In the Bible, the book of Matthew says: Jesus took bread, gave thanks and broke it, and gave it to his disciples, saying, "Take and eat; this is my body." Then he took the cup, gave thanks and offered it to them, saying, "Drink from it, all of you. This is my blood of the covenant, which is poured out for many for the forgiveness of sins.” (Matthew 26:26-28)
What: Communion is a celebration of the Last Supper that Jesus shared with His disciples before His crucifixion. The bread and wine they shared remain food to strengthen believers until He comes again. Just as Jesus said, “This is my body… This is my blood” we believe that Christ is really present in this meal.
Why: Communion is a means of grace. That is, Jesus offers what we need most—forgiveness. He does so by giving us His own body and blood, “hidden beneath” the bread and wine, for the forgiveness of sins. Communion doesn’t focus solely on the vertical relationship—“Jesus and me.” It also highlights horizontal relationships. In particular, when we commune together, we do so as an expression of our common unity of faith and shared love as sisters and brothers in Christ.

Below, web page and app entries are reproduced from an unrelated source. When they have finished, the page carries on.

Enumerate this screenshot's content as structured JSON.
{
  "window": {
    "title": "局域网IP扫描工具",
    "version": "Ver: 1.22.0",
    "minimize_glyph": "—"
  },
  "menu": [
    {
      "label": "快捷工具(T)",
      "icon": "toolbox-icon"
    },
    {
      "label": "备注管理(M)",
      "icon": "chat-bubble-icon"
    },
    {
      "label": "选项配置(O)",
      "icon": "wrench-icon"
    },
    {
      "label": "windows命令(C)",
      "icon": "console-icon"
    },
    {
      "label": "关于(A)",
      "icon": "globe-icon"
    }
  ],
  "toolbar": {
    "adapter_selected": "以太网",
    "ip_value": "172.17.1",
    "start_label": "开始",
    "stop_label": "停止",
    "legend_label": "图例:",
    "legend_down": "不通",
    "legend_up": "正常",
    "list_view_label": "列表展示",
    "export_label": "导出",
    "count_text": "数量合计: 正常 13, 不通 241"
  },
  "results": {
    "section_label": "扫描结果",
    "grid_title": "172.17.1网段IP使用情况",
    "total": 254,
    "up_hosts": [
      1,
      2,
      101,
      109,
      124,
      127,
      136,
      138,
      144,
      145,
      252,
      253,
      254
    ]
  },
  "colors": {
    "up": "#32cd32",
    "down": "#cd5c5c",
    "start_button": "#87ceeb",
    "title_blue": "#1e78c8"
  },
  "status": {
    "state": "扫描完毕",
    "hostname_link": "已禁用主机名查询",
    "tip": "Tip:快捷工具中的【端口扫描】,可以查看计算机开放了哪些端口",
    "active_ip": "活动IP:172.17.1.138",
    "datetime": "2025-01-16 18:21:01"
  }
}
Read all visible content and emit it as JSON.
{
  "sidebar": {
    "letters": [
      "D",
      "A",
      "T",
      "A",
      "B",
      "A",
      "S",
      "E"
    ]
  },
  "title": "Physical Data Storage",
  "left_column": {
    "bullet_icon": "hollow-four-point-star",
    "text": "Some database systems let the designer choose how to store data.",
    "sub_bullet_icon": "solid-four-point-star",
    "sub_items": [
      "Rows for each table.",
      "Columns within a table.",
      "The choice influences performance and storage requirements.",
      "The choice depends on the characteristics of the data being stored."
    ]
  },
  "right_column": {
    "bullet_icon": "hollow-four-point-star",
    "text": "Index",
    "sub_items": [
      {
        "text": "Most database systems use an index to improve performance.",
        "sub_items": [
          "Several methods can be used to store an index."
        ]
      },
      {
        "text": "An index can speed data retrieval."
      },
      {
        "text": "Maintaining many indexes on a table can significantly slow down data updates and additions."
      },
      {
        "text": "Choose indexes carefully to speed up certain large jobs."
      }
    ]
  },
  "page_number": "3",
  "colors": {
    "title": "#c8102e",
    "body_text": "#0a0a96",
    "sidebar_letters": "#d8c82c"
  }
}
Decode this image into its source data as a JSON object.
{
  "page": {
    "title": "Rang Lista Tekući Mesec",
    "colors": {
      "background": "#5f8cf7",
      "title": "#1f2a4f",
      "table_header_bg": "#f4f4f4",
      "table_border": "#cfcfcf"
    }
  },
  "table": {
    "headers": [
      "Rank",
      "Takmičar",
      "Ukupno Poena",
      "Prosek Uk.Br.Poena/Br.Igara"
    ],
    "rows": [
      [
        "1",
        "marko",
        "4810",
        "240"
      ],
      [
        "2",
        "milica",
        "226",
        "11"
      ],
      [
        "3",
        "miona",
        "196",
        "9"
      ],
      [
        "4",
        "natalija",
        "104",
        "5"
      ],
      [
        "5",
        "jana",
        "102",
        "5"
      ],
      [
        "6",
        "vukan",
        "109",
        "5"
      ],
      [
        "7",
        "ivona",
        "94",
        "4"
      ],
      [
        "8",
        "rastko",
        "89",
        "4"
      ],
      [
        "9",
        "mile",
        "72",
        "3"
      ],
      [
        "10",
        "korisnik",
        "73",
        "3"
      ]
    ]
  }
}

Who: This is the food of God for the people of God. If you are a baptized Christian, acknowledge your sin, continually seek to live a life of repentance - aided and empowered by the Holy Spirit - and belive that Jesus is truly present in the Lord’s Supper, you are invited to receive the gifts that Christ offers on the altar at Our Savior. Children under 12 years of age should not receive communion until they have taken Confirmation class.